The Bollettieri Tennis and Sports Academy in Bradenton, Fla., has produced world-class tennis players Andre Agassi, Monica Seles and Mary Pierce and, in the case of Boris Becker, revitalized the career of a former star. In this captivatingly gossipy autobiography written with Schaap (Instant Replay), Bollettieri tells how he became the world's best tennis coach (his assessment) and how he winged it as an expert until he actually became one. He reveals details of his dealings with the difficult adolescence of Agassi, the grasping family of Seles and the unpleasant father of Pierce. And Bollettieri does not attempt to gloss over his own failings, conceding that he may have pushed some very young players too hard too fast and that he should not have broken off his relationship with Agassi. A revealing book.

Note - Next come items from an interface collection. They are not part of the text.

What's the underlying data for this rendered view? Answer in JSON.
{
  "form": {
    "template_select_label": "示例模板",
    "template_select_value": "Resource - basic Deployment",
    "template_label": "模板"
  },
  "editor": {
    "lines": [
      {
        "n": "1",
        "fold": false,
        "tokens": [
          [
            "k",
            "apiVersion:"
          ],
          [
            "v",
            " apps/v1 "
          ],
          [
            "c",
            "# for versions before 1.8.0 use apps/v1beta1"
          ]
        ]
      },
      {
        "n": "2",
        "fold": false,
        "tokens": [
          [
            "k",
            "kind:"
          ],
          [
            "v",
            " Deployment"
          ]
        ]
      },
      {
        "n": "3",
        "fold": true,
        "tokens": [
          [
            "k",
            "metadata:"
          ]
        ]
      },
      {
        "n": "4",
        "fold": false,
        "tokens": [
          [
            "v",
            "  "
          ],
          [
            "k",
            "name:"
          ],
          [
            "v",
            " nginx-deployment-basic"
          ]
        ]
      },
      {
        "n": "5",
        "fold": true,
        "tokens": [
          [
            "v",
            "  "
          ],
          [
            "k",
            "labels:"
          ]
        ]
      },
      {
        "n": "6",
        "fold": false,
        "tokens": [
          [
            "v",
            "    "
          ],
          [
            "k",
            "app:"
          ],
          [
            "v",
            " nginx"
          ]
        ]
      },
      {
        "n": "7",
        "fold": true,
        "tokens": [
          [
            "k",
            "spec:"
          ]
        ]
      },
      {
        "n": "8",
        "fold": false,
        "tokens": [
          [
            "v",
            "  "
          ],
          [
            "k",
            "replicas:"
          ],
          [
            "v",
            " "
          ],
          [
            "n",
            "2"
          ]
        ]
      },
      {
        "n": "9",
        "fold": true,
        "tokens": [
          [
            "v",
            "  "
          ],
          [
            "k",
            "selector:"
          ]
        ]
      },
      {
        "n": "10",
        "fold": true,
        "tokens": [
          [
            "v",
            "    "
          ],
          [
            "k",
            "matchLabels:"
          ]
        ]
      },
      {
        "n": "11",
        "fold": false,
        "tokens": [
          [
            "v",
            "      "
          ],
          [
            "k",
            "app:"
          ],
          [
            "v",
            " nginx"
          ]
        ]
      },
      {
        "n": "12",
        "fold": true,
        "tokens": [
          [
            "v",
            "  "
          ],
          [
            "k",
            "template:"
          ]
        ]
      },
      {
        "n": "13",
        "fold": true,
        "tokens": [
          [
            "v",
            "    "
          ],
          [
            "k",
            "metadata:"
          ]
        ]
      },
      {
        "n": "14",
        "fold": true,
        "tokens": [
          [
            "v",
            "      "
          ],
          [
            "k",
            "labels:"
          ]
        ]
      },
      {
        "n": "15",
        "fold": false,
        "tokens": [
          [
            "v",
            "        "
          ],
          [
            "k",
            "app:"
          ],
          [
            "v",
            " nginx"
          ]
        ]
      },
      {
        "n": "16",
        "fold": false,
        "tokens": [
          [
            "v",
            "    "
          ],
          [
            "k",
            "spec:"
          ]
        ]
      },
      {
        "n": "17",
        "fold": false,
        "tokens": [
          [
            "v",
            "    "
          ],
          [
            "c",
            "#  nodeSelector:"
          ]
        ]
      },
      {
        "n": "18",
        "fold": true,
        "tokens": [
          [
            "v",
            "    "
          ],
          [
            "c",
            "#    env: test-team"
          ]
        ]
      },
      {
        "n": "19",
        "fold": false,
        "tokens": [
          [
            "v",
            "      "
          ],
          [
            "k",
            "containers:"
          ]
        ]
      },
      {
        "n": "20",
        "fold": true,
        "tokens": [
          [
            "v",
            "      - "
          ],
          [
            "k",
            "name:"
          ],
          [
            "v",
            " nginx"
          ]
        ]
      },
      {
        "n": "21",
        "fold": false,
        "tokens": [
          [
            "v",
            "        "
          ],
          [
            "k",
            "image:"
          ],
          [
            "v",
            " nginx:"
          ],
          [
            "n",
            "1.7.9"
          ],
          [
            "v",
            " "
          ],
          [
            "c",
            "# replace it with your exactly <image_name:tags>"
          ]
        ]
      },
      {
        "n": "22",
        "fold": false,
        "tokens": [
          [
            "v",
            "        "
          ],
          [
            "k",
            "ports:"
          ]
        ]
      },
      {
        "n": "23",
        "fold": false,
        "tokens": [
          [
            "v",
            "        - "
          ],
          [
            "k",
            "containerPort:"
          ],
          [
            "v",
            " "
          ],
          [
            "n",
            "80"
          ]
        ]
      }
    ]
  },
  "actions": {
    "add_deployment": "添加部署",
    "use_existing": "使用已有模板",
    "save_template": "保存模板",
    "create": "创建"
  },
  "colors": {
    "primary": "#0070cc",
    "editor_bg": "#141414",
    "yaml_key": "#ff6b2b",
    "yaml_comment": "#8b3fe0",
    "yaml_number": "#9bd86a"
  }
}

Copyright 1996 Reed Business Information, Inc.
Bollettieri is arguably the best tennis coach in the world--and certainly the most controversial. He has guided the careers of many of the sport's best: Agassi, Becker, and Courier, among others. Coauthored by Schaap, one of sports journalism's most respected craftsmen, this few-holds-barred autobiography tells the story of a young man who made tennis his career because he thought it could make him rich. It did, eventually. The key to his success has been the Nick Bollettieri Tennis Academy, a combination summer camp, boarding school, and boot camp in which talented young players prosper against the best competition. In recent years, Bollettieri has guided many of tennis' premier players, though his tenure with each of them has been short. He seems to be the tennis equivalent of baseball's late great Billy Martin--able to take off-course individuals and turn them into winners--but, like Martin, his act wears thin. Bollettieri peppers his tale with notes, quotes, and comments from both admirers and detractors; offers wonderful insights into many of tennis' top names; and often makes himself the butt of his own jokes. He's not the tennis devil as many contend nor is he an angel. Instead, he's one of those rare individuals who has managed to live life on his own terms, and with tennis continuing to grow in popularity, there are sure to be many fans eager to read about how he's done it. Wes Lukowsky